■ **To do**
Where does the word "left" show up in the data? Please find each such line and copy it.

■ **Supplied material**
[Start of Attachment]
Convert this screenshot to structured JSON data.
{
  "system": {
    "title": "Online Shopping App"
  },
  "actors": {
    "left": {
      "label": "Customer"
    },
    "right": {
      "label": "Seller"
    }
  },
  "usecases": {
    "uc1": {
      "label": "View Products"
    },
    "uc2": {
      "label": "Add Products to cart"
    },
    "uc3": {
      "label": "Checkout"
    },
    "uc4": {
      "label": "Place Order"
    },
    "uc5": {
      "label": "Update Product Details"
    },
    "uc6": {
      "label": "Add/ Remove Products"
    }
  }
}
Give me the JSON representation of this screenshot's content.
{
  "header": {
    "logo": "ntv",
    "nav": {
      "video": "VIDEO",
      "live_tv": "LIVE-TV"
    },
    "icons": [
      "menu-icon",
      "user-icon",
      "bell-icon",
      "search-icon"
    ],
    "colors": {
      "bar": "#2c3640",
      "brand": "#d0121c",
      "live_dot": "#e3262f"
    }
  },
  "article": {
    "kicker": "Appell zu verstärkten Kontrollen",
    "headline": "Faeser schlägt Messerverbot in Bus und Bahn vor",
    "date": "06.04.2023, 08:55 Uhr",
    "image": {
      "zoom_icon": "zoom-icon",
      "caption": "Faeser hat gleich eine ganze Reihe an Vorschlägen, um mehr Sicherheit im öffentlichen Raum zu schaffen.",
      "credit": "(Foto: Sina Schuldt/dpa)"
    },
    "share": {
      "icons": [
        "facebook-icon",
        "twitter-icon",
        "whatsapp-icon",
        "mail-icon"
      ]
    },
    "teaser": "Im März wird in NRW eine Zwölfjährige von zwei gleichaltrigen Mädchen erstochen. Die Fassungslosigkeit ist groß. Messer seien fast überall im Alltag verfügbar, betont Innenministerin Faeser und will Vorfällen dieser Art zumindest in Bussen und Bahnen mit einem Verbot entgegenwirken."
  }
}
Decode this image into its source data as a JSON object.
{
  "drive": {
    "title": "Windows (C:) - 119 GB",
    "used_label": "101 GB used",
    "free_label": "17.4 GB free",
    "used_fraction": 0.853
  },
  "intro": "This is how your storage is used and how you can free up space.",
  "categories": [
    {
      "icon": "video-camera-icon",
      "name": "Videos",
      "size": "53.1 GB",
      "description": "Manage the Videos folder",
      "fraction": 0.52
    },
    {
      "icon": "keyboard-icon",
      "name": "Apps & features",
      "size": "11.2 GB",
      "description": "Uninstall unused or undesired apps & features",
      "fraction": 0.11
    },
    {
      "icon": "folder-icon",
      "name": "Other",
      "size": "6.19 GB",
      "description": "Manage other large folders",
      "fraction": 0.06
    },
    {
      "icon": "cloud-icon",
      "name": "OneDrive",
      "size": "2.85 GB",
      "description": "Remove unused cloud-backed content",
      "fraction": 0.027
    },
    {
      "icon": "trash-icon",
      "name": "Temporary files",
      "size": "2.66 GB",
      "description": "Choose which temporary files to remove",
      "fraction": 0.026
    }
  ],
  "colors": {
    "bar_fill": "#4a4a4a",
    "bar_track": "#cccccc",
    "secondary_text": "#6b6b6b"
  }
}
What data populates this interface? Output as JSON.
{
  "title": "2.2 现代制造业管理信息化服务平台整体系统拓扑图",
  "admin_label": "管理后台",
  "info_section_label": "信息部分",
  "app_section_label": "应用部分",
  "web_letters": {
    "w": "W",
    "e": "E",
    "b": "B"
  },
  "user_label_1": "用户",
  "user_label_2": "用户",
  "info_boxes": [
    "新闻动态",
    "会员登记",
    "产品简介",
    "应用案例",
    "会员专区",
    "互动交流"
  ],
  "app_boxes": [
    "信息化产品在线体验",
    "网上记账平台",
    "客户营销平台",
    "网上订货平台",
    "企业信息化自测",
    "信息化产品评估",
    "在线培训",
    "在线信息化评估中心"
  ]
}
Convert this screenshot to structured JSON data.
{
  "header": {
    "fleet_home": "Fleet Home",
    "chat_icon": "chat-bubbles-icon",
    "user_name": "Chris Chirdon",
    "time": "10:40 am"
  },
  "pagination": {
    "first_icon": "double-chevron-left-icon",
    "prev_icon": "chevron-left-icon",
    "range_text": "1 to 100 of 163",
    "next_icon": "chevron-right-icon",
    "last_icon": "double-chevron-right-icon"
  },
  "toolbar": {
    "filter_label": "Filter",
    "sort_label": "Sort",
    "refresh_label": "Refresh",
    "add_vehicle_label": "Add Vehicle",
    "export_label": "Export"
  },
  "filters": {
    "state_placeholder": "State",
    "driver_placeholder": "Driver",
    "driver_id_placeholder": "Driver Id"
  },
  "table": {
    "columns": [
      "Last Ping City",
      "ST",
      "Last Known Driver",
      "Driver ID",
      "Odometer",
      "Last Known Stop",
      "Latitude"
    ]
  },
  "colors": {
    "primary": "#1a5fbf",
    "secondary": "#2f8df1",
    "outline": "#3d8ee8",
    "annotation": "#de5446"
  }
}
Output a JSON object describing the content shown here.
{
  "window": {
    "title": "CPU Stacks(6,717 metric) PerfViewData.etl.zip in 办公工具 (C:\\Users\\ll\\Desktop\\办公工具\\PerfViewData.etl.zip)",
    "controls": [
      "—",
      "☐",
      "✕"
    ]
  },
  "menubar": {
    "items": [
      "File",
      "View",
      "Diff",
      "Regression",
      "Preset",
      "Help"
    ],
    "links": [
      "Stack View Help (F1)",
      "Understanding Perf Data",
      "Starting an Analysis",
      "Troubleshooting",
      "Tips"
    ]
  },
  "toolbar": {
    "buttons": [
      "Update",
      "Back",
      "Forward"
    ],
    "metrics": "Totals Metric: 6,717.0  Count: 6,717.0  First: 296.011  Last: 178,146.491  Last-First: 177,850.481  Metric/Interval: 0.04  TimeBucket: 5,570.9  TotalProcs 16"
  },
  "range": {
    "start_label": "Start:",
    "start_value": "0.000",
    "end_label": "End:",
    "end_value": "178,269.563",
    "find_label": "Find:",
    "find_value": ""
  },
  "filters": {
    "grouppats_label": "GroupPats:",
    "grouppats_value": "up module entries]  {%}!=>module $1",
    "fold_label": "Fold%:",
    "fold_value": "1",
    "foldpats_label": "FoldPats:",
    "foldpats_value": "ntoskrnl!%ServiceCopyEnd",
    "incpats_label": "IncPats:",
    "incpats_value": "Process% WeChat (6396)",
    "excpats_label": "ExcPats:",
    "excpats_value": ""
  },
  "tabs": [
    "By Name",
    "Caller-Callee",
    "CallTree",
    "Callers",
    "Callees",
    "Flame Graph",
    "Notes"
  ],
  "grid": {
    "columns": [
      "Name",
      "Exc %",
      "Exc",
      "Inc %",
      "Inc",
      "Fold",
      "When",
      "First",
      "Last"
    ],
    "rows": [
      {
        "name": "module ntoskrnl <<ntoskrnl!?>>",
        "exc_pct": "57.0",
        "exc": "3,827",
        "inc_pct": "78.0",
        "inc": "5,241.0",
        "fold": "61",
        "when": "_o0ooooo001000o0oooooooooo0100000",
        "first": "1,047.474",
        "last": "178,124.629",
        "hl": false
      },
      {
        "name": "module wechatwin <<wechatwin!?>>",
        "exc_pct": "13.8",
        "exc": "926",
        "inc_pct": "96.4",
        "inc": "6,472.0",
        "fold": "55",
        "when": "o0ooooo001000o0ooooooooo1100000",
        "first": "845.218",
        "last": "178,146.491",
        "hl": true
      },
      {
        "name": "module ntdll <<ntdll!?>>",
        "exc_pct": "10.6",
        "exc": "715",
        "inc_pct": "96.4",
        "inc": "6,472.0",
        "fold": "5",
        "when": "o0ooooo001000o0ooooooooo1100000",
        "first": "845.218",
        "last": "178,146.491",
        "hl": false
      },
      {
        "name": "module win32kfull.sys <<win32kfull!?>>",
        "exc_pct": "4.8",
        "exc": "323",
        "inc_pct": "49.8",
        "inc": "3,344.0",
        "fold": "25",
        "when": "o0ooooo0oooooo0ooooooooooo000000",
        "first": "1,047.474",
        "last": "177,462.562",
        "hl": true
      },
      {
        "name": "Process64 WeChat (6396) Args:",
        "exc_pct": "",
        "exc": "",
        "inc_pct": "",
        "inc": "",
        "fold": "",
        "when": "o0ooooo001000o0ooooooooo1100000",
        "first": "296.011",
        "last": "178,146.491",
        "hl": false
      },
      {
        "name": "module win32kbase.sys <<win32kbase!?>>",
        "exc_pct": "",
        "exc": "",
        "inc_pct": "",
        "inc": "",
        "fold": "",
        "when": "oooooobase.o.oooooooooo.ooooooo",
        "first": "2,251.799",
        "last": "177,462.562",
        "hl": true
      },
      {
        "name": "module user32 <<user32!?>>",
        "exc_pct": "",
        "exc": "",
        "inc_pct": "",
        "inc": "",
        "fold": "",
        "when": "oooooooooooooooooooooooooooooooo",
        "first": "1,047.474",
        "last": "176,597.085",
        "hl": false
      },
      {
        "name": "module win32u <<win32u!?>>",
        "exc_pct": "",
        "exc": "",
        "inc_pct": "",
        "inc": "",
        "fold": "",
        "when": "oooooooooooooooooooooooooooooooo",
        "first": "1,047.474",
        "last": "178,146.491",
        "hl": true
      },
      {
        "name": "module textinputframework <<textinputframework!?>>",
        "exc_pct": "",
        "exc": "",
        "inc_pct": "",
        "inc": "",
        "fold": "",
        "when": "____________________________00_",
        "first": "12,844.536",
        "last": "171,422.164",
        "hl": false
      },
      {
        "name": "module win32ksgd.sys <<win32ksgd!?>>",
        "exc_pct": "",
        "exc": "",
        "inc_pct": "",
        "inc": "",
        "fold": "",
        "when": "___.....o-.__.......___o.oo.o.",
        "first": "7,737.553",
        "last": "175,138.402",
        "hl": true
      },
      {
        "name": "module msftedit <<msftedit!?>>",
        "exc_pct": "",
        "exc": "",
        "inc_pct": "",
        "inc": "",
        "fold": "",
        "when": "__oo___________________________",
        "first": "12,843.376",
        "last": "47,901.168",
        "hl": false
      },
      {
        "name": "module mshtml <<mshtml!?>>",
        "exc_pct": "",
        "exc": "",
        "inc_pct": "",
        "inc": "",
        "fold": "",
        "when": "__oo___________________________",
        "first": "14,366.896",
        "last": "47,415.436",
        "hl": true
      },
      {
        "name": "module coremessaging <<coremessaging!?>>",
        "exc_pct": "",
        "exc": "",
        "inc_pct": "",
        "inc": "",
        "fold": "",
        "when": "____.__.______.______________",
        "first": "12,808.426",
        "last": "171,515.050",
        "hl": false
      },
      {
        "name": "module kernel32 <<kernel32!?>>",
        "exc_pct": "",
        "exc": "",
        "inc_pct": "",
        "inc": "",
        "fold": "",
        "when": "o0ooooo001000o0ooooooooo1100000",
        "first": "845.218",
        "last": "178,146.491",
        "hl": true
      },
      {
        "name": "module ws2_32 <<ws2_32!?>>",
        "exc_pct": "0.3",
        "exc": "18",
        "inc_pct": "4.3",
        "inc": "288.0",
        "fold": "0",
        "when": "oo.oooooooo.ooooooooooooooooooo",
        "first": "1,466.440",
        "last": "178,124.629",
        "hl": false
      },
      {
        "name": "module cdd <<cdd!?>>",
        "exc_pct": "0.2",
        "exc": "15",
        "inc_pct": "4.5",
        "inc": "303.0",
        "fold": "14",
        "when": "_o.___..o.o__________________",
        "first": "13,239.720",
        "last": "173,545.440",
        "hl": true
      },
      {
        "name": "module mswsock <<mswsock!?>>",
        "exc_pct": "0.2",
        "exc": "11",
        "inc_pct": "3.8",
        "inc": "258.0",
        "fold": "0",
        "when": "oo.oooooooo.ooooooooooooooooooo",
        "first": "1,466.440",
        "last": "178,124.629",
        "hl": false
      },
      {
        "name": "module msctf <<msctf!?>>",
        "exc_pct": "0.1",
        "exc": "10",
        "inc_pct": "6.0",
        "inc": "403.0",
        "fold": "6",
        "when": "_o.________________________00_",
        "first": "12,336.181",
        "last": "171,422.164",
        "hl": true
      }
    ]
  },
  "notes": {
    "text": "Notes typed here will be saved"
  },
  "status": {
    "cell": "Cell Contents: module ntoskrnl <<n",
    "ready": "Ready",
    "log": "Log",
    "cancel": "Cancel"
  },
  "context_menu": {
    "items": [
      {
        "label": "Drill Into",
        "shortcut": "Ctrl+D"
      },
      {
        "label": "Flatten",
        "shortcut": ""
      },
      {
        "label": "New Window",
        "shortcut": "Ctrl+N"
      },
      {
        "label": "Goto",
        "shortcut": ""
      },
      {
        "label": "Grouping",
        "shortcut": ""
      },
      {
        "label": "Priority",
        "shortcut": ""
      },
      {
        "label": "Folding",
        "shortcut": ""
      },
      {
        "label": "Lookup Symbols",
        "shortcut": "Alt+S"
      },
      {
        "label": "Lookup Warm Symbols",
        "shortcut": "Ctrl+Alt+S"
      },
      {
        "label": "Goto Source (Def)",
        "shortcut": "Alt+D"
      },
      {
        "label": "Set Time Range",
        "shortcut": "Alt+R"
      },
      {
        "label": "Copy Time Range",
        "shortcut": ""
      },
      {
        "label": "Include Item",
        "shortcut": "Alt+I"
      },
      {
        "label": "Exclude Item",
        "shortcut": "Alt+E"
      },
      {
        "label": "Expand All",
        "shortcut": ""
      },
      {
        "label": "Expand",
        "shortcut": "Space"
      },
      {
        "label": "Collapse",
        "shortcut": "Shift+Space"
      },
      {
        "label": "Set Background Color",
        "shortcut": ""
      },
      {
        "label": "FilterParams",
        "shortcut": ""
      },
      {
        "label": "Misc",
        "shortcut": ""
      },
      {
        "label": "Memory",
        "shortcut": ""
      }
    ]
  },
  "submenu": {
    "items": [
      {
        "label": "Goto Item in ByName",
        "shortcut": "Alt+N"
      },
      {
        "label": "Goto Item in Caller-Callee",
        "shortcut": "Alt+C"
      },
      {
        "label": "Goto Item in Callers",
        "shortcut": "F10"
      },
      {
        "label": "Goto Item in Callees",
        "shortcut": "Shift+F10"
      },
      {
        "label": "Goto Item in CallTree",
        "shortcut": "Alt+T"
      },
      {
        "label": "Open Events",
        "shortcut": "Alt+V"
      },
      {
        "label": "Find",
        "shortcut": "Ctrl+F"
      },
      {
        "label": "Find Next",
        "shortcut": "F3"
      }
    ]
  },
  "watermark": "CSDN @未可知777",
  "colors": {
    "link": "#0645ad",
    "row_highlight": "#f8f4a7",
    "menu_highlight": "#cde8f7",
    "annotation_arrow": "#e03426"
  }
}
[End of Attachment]
■ **Response to this task**
    "left": {
    "first_icon": "double-chevron-left-icon",
    "prev_icon": "chevron-left-icon",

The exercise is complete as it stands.